The National Labor Relations Board’s General Counsel’s office has issued an internal Memorandum (“Changes to Case Processing Part 1”) to all regional directors, officers-in-charge, and resident officers announcing immediate enactment of case processing changes.

The six-page memorandum, obtained by Bloomberg BNA, addresses four policies.
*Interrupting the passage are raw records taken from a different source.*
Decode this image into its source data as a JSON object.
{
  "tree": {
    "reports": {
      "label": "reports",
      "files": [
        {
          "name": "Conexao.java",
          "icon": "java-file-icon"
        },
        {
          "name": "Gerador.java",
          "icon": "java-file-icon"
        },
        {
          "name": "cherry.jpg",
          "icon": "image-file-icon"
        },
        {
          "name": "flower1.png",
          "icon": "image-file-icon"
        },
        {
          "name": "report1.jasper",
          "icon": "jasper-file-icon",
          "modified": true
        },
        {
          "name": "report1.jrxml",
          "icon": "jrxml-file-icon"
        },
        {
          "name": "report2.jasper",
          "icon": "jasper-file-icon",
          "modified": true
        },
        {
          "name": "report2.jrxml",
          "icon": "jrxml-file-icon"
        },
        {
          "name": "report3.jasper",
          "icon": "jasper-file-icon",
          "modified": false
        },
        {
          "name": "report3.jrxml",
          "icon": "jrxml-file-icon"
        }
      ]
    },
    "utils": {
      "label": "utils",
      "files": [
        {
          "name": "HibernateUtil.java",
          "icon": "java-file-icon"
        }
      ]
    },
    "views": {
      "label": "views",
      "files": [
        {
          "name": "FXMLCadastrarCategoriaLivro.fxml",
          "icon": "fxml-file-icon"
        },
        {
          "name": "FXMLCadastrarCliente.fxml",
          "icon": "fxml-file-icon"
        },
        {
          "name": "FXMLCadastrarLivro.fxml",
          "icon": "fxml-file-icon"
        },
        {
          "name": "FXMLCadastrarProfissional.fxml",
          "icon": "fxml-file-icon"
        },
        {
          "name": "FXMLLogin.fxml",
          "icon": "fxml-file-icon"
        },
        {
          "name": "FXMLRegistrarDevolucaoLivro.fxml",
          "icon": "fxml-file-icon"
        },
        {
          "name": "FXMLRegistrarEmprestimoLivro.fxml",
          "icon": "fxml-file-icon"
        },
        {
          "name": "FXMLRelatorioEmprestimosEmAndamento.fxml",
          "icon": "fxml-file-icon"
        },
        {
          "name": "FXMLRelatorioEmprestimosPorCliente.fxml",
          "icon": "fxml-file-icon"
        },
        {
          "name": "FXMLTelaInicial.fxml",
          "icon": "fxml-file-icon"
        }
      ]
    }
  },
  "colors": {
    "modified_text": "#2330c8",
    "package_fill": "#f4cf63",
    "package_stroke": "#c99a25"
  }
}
Memorandum ICG 18-06 (July 30, 2018). According to the Memorandum, the changes are based “almost entirely from suggestions received from all levels of the Agency….”

The first four pages of the memorandum, on “Decision-Writing Centralization,” outline the “streamlin[ing of] the decision-writing process” of pre-election R-Case decisions that arise within each of the four NLRB Districts (each District consists of a number of Regions). The General Counsel wants a dedicated group of decision writers who have “the time, resources, and specialized skills to efficiently draft decisions…” and, therefore, would be able to help achieve quality consistency across all Districts and Regions.

The Memorandum states that the number of writers for each District will vary from one to three, based on an analysis of the number of R-Case pre-election decisions issued during fiscal year 2017. During the time an individual is a decision writer, his unfair labor practice case workload will be adjusted to accommodate his writing duties.

The Memorandum contains some interesting statistics. They show a large disparity across the NLRB in the number of pre-election R-Case decisions written in each Region. During FY 2017, 157 decisions were issued across the NLRB. Four Regions wrote at least 12 decisions, and nine wrote three or fewer. The Memorandum also reveals wide disparities in the amount of time it takes Regions to write decisions. The median amount of time two Regions took to write decisions was 15 or fewer days (the lowest regional median was 14 days), while the median amount of time one of the Regions took was 68 days. Thus, another goal of centralized decision-writing is “lower and more consistent medians across Districts and Regions.”

The second policy, on “Streamlining Advice Branch Submissions,” addresses the delays in processing cases submitted to the Advice Division that have “been a cause of criticism” inside and outside of the NLRB. The General Counsel proposes to reduce required paperwork through the submission of “short form memos” to Advice. Additionally, some Advice submissions may be in the form of an email. Further, other submissions may be made by incorporating all of the necessary evidence by reference if it can be found in, for example, the “Agenda Minute.”

The third policy, on “Streamlining Ethics Issues,” states that legal ethics guidance memoranda will be categorized and stored in a searchable format that Regional personnel can access. Consistent with the overall goal of the Memorandum, this should increase consistency and efficiency across the Regions when they deal with ethical issues.

The final policy change is entitled “Team-Decisions.” Regional Directors are instructed to “delegate appropriate case-handling decision-making authority” to supervisors, rather than participating in even “the more mundane case-handling decisions.” The breadth of the “decision-making authority” that may be given to supervisors may include, for example, approving dismissals, withdrawals, or settlements. It also may involve allowing the supervisor and agent to make the final decision about a charge where they agree on the merit or lack thereof. The General Counsel’s office notes that 17 regions allow supervisors to participate in decision-making and have experienced “great success.”

The Memorandum states that delegation is “appropriate in most Category 1 [exceptional impact] cases and some Category 2 [significant impact] and 3 [important impact] cases.” The Memorandum notes that a Regional Director’s appropriate delegation of authority to supervisors and managers will be positively noted in their annual appraisals under “critical element 2 (leading people 10%).” The Memorandum also states “the extent to which a supervisor or manager steps up and assumes these responsibilities will be positively noted in their appraisals.”

Additional changes should be expected. In addition to the Memorandum’s title (“Changes to Case Processing Part 1”), footnote 1 states that “some other items… will be addressed in one or more memos soon to follow.”

Please contact Jackson Lewis if you have any questions.